Here’s the pull request for this example.
Step 5: Update the Internal Developer Portal’s Software Catalog
Internal developer portals also contain a software catalog that shows much more than microservices. It contains what matters: CI/CD flows, clusters, dev environments, pipelines, deployments and anything cloud. Once a self-service action happens, the software catalog is kept up to date with the process of the triggered GitOps workflow (either an Azure Pipeline, Github Workflow or any other implementation to handle the IaC
Here you can see how I used Port’s GitHub workflow provider to keep Port’s software catalog updated with the newly requested infrastructure.
You can see the entire flow in action here, both from the developer point of view and the platform point of view.
That’s it! You have managed to implement an end-to-end flow that lets developers add IaC to their applications with a click of a button experience, using existing GitOps implementations.
Underlying Developer Portal, IaC and GitOps Architecture
Let’s take a look at the architecture and how the developer portal interacts with GitOps and then updates the software catalog.
- Users perform a self-service action in the developer portal.
- Actions are then stored in a queue with Kafka.
- A centralized handler listens to the form submissions. In this case, it’s Port’s GitHub app, which both listens to the form submissions and handles the Terraform file generation.
- Once the Terraform file is ready and contains the relevant parameters, it will be committed and a pull request will be created.
- Once the PR is merged, the GitOps workflow, which was already implemented in advance, triggers an Azure Pipeline (or any other CI) that handles Terraform
- As part of the Azure Pipeline, the software catalog data is kept up to date with the progress of the specific IaC action as well as adding/modifying/deleting a resource from the catalog according to the Terraform file

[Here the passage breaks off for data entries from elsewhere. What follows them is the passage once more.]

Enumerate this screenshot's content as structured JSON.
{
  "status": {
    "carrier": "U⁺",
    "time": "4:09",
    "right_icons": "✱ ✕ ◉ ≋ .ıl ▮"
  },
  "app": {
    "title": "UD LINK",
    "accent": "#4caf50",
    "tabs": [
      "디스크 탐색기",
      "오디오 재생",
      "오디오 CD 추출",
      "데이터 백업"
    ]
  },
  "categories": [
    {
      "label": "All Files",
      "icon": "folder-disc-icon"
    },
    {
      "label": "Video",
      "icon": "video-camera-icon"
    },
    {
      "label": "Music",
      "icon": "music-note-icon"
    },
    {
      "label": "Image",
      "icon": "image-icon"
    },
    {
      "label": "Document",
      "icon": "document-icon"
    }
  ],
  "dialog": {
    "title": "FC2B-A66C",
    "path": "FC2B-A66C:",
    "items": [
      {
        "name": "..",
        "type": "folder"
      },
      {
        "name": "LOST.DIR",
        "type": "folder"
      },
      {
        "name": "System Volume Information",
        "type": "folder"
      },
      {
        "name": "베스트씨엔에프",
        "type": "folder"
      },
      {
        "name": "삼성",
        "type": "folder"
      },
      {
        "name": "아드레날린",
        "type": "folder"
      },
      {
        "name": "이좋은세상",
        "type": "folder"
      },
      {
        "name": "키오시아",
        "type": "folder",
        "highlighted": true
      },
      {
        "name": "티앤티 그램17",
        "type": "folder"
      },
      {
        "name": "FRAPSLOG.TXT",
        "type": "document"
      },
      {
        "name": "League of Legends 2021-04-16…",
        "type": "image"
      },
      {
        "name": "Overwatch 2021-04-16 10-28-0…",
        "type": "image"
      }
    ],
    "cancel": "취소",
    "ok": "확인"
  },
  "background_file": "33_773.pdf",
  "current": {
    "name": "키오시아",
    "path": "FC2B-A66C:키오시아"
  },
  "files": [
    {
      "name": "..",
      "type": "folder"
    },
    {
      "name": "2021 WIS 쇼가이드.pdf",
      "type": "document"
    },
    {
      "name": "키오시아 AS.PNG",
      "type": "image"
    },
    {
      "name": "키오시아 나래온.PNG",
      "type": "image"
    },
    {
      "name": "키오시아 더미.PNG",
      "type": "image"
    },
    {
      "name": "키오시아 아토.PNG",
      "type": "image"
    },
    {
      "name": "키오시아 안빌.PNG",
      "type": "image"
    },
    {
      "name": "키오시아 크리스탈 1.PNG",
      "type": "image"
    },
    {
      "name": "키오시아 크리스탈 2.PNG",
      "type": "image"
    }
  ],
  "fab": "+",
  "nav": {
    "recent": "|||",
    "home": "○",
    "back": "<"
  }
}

IaC Self-Service from the Developer Point of View
Let’s see what the developer experience is when using self-service IaC actions in the internal developer portal.
This is the form filled by the developer-user:
Since the IaC action may take time, it is best to show the developer how the action is progressing, as in this example:
Once the operation is complete, the developer will see the result of the IaC action in the software catalog that exists in the internal developer portal:
IaC Self-Service from the Platform Point of View
This is the audit log. Here you can see the status of different self-service actions triggered by the developers, including their status, the initial entity they were invoked on and the duration in case they finished running.
Here we can see the metadata for a specific invocation of a self-service action. Including the user inputs, general metadata of the action and the list of affected catalog entities (either new, updated or deleted as a result of the action).
As part of the metadata of the invoked action, it is also possible to attach a list of relevant links. In the IaC use case, a good link to attach would be the link to the pull request that the self-service action created with the new terraform definitions and their expected effect on the infrastructure.
As next steps, you might want to allow deletion of a database or perform a Day 2 operation, such as increasing resources via self-service actions. And of course, the sky’s the limit with the many actions you can allow your developers to perform.
Platform engineering is about creating reusable elements, and IaC actions should be part of that. To avoid issues with cognitive load and onboarding developers to work with GitOps, internal developer portals offer a broad self-service capability for developers, who can then easily perform IaC actions and have the software catalog update accordingly.
When the developer portal is decoupled from the underlying implementation, developers get a consistent experience while DevOps can change the way the logic is implemented under the hood. It’s also important to have the self-service pillar of the developer portal “speak” natively with the software catalog and not manage the self-service actions and the software catalog as two separate elements.